**What the task asks:** Read through the lines below and copy the ones holding the string "label".

**Records provided:**
------------------------------------------------------------------------

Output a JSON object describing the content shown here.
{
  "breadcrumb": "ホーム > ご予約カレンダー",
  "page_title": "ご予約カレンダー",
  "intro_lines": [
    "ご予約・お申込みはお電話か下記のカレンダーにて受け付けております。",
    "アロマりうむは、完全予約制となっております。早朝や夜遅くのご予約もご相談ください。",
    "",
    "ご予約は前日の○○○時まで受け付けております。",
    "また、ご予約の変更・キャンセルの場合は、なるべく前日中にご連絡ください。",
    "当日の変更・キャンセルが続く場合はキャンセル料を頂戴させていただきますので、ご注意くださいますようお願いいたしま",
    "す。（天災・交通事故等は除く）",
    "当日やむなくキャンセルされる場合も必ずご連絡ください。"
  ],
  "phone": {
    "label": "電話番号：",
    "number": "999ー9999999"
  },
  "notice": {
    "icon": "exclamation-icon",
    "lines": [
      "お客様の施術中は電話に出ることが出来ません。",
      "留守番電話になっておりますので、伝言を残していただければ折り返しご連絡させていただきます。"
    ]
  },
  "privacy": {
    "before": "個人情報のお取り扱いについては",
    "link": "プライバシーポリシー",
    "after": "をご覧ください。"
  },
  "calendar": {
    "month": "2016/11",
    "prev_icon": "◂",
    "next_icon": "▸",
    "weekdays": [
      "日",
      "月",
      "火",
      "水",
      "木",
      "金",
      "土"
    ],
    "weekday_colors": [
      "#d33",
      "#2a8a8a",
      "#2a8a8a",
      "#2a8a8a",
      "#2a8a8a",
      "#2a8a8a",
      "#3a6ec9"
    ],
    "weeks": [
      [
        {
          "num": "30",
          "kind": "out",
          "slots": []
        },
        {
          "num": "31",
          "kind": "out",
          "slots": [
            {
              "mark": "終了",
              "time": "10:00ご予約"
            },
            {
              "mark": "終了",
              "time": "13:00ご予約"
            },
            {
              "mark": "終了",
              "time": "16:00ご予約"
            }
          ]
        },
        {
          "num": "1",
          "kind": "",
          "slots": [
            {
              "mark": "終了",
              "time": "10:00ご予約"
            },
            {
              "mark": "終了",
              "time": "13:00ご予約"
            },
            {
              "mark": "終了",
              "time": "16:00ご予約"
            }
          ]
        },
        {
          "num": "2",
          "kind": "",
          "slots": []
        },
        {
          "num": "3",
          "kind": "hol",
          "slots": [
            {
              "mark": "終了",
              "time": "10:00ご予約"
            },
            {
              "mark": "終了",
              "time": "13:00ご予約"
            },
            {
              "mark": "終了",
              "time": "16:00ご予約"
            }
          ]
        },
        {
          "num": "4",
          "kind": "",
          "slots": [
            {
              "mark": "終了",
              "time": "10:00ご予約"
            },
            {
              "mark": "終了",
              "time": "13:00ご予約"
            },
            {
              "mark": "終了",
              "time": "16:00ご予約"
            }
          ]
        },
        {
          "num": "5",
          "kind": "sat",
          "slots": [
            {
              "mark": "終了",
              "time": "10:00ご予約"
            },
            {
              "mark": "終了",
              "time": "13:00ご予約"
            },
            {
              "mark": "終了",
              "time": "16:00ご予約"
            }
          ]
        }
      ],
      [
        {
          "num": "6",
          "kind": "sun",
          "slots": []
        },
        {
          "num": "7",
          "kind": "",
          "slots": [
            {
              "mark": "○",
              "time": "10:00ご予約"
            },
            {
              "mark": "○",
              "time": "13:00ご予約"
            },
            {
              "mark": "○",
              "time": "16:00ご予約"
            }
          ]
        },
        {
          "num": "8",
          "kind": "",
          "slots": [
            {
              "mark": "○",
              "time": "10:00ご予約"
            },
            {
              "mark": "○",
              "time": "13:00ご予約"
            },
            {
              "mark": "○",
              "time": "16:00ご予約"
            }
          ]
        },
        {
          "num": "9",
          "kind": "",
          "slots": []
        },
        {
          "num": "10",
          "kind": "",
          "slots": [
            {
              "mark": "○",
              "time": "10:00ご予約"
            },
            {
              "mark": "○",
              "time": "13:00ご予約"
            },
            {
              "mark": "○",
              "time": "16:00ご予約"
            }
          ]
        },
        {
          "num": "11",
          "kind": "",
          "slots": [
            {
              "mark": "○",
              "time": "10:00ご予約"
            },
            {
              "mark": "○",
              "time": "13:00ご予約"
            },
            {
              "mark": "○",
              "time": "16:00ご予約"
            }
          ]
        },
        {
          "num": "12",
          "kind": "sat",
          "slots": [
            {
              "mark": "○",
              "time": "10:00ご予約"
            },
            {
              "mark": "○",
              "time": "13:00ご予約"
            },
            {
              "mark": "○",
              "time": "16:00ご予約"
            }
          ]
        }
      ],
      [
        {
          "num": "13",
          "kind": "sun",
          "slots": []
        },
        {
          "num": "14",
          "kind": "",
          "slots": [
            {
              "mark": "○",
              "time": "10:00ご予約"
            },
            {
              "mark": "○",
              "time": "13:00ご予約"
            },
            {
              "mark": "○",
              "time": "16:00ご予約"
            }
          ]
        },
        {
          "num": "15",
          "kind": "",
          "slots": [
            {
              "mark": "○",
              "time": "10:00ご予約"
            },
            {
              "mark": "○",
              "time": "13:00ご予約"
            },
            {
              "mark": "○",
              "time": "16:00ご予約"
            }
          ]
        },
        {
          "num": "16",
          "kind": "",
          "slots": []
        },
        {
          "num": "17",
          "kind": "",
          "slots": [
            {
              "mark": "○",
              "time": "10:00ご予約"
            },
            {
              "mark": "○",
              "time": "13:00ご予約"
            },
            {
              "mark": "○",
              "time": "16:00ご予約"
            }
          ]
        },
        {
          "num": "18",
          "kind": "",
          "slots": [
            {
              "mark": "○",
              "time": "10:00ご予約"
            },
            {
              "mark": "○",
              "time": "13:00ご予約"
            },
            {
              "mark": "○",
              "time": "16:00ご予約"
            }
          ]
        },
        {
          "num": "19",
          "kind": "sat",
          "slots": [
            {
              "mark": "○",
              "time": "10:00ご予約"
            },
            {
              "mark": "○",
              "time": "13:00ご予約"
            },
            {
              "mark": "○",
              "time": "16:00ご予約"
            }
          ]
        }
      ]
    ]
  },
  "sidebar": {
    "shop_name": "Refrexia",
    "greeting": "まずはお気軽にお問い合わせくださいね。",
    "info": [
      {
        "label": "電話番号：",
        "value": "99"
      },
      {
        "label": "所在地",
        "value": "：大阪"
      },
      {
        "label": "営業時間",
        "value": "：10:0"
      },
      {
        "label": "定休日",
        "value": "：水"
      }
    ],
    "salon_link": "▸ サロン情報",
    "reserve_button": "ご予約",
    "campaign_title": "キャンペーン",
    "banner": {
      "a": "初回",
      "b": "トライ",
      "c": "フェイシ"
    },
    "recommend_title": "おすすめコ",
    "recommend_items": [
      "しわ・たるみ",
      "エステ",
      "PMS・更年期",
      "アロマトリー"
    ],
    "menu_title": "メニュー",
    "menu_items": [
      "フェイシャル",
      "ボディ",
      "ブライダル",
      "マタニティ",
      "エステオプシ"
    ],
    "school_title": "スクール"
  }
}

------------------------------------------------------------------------

**Answer to this problem:**
    "label": "電話番号：",
        "label": "電話番号：",
        "label": "所在地",
        "label": "営業時間",
        "label": "定休日",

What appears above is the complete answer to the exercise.